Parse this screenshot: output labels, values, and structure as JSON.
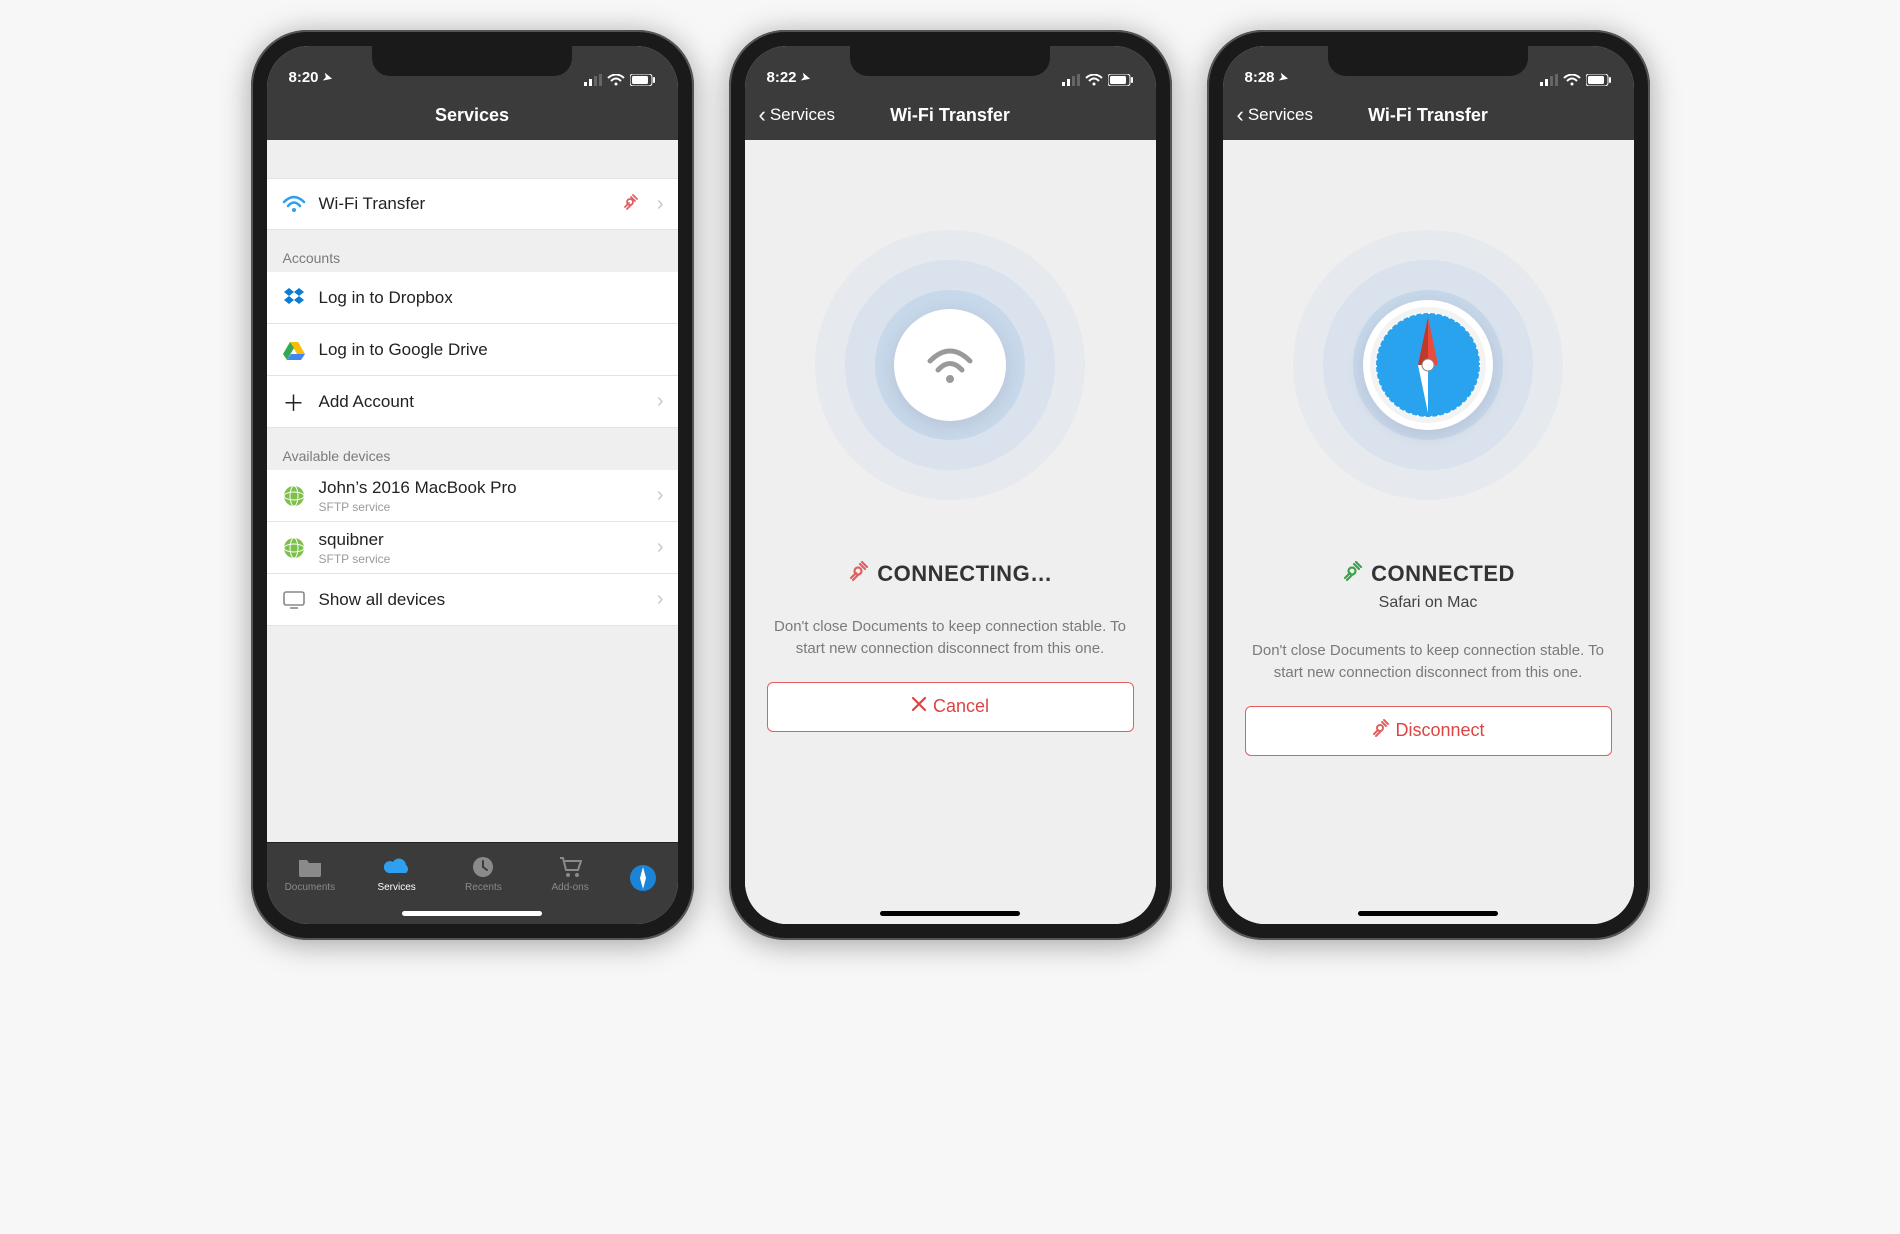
{
  "phones": [
    {
      "status": {
        "time": "8:20",
        "location_icon": true
      },
      "nav": {
        "title": "Services",
        "back": null
      },
      "groups": [
        {
          "header": null,
          "rows": [
            {
              "icon": "wifi",
              "label": "Wi-Fi Transfer",
              "sub": null,
              "trailing_icon": "plug",
              "chevron": true,
              "name": "row-wifi-transfer"
            }
          ]
        },
        {
          "header": "Accounts",
          "rows": [
            {
              "icon": "dropbox",
              "label": "Log in to Dropbox",
              "sub": null,
              "chevron": false,
              "name": "row-dropbox"
            },
            {
              "icon": "gdrive",
              "label": "Log in to Google Drive",
              "sub": null,
              "chevron": false,
              "name": "row-gdrive"
            },
            {
              "icon": "plus",
              "label": "Add Account",
              "sub": null,
              "chevron": true,
              "name": "row-add-account"
            }
          ]
        },
        {
          "header": "Available devices",
          "rows": [
            {
              "icon": "globe",
              "label": "John’s 2016 MacBook Pro",
              "sub": "SFTP service",
              "chevron": true,
              "name": "row-device-johns-mbp"
            },
            {
              "icon": "globe",
              "label": "squibner",
              "sub": "SFTP service",
              "chevron": true,
              "name": "row-device-squibner"
            },
            {
              "icon": "monitor",
              "label": "Show all devices",
              "sub": null,
              "chevron": true,
              "name": "row-show-all-devices"
            }
          ]
        }
      ],
      "tabs": [
        {
          "icon": "folder",
          "label": "Documents",
          "active": false,
          "name": "tab-documents"
        },
        {
          "icon": "cloud",
          "label": "Services",
          "active": true,
          "name": "tab-services"
        },
        {
          "icon": "clock",
          "label": "Recents",
          "active": false,
          "name": "tab-recents"
        },
        {
          "icon": "cart",
          "label": "Add-ons",
          "active": false,
          "name": "tab-addons"
        },
        {
          "icon": "compass",
          "label": "",
          "active": false,
          "name": "tab-browser",
          "compass": true
        }
      ]
    },
    {
      "status": {
        "time": "8:22",
        "location_icon": true
      },
      "nav": {
        "title": "Wi-Fi Transfer",
        "back": "Services"
      },
      "illustration": "wifi",
      "status_icon": "plug-red",
      "status_text": "CONNECTING…",
      "subtext": null,
      "help": "Don't close Documents to keep connection stable. To start new connection disconnect from this one.",
      "button": {
        "icon": "x",
        "label": "Cancel",
        "name": "cancel-button"
      }
    },
    {
      "status": {
        "time": "8:28",
        "location_icon": true
      },
      "nav": {
        "title": "Wi-Fi Transfer",
        "back": "Services"
      },
      "illustration": "safari",
      "status_icon": "plug-green",
      "status_text": "CONNECTED",
      "subtext": "Safari on Mac",
      "help": "Don't close Documents to keep connection stable. To start new connection disconnect from this one.",
      "button": {
        "icon": "plug",
        "label": "Disconnect",
        "name": "disconnect-button"
      }
    }
  ]
}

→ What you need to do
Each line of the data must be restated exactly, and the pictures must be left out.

→ Answer for the task
Parse this screenshot: output labels, values, and structure as JSON.
{
  "phones": [
    {
      "status": {
        "time": "8:20",
        "location_icon": true
      },
      "nav": {
        "title": "Services",
        "back": null
      },
      "groups": [
        {
          "header": null,
          "rows": [
            {
              "icon": "wifi",
              "label": "Wi-Fi Transfer",
              "sub": null,
              "trailing_icon": "plug",
              "chevron": true,
              "name": "row-wifi-transfer"
            }
          ]
        },
        {
          "header": "Accounts",
          "rows": [
            {
              "icon": "dropbox",
              "label": "Log in to Dropbox",
              "sub": null,
              "chevron": false,
              "name": "row-dropbox"
            },
            {
              "icon": "gdrive",
              "label": "Log in to Google Drive",
              "sub": null,
              "chevron": false,
              "name": "row-gdrive"
            },
            {
              "icon": "plus",
              "label": "Add Account",
              "sub": null,
              "chevron": true,
              "name": "row-add-account"
            }
          ]
        },
        {
          "header": "Available devices",
          "rows": [
            {
              "icon": "globe",
              "label": "John’s 2016 MacBook Pro",
              "sub": "SFTP service",
              "chevron": true,
              "name": "row-device-johns-mbp"
            },
            {
              "icon": "globe",
              "label": "squibner",
              "sub": "SFTP service",
              "chevron": true,
              "name": "row-device-squibner"
            },
            {
              "icon": "monitor",
              "label": "Show all devices",
              "sub": null,
              "chevron": true,
              "name": "row-show-all-devices"
            }
          ]
        }
      ],
      "tabs": [
        {
          "icon": "folder",
          "label": "Documents",
          "active": false,
          "name": "tab-documents"
        },
        {
          "icon": "cloud",
          "label": "Services",
          "active": true,
          "name": "tab-services"
        },
        {
          "icon": "clock",
          "label": "Recents",
          "active": false,
          "name": "tab-recents"
        },
        {
          "icon": "cart",
          "label": "Add-ons",
          "active": false,
          "name": "tab-addons"
        },
        {
          "icon": "compass",
          "label": "",
          "active": false,
          "name": "tab-browser",
          "compass": true
        }
      ]
    },
    {
      "status": {
        "time": "8:22",
        "location_icon": true
      },
      "nav": {
        "title": "Wi-Fi Transfer",
        "back": "Services"
      },
      "illustration": "wifi",
      "status_icon": "plug-red",
      "status_text": "CONNECTING…",
      "subtext": null,
      "help": "Don't close Documents to keep connection stable. To start new connection disconnect from this one.",
      "button": {
        "icon": "x",
        "label": "Cancel",
        "name": "cancel-button"
      }
    },
    {
      "status": {
        "time": "8:28",
        "location_icon": true
      },
      "nav": {
        "title": "Wi-Fi Transfer",
        "back": "Services"
      },
      "illustration": "safari",
      "status_icon": "plug-green",
      "status_text": "CONNECTED",
      "subtext": "Safari on Mac",
      "help": "Don't close Documents to keep connection stable. To start new connection disconnect from this one.",
      "button": {
        "icon": "plug",
        "label": "Disconnect",
        "name": "disconnect-button"
      }
    }
  ]
}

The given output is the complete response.